■ INFORMATION SHOWN:
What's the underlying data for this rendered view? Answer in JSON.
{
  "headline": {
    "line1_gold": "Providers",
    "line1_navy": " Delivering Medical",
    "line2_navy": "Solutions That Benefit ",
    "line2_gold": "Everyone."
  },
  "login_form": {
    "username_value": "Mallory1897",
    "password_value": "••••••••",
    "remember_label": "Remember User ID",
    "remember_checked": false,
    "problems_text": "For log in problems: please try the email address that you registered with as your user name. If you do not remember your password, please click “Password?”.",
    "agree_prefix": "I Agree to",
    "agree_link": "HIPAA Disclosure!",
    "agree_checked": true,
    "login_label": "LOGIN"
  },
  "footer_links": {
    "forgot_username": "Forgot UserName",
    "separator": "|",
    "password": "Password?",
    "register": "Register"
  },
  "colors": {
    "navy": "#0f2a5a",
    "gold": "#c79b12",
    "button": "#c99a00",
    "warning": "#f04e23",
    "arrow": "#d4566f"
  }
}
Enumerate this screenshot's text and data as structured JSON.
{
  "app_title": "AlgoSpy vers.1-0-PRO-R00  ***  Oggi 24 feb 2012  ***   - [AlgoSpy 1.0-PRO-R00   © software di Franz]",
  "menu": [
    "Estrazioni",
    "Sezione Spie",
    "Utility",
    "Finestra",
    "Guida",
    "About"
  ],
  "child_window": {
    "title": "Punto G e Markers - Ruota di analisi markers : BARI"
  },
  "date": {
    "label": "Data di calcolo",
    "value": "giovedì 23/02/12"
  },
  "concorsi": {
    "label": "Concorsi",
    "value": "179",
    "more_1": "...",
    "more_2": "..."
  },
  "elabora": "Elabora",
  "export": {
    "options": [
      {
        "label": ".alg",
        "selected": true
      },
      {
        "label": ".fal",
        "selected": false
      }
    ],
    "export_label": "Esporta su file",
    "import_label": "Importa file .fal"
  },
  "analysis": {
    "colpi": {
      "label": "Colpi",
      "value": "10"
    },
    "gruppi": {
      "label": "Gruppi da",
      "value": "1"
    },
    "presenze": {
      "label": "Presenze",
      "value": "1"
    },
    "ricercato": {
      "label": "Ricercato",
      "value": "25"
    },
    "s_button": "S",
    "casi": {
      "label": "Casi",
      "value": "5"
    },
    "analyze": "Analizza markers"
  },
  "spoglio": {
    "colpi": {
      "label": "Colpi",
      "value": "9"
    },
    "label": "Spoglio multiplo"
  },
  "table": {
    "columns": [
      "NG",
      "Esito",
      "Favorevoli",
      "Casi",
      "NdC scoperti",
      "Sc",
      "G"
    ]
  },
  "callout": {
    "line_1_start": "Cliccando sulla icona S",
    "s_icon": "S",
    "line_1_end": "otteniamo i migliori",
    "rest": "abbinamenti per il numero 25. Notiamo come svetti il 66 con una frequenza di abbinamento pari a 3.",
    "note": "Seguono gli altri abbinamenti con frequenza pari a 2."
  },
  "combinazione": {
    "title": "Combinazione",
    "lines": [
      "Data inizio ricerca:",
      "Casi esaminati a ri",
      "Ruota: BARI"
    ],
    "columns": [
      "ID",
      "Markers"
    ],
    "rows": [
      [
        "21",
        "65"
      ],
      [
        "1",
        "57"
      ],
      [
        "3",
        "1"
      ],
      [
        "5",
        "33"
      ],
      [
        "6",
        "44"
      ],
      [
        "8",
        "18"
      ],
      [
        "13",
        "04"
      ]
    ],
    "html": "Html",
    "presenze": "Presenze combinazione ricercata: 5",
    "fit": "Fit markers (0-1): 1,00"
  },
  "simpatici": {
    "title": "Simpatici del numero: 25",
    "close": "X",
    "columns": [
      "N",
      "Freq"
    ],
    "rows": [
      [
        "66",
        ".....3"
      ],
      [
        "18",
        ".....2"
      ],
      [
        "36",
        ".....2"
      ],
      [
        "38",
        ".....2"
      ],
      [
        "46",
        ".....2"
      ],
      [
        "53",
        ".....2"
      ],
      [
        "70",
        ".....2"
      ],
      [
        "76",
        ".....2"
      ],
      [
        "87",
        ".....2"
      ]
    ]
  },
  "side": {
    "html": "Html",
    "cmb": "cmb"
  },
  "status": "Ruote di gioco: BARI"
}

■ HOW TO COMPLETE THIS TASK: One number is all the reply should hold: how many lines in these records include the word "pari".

■ WRITTEN ANSWER: 2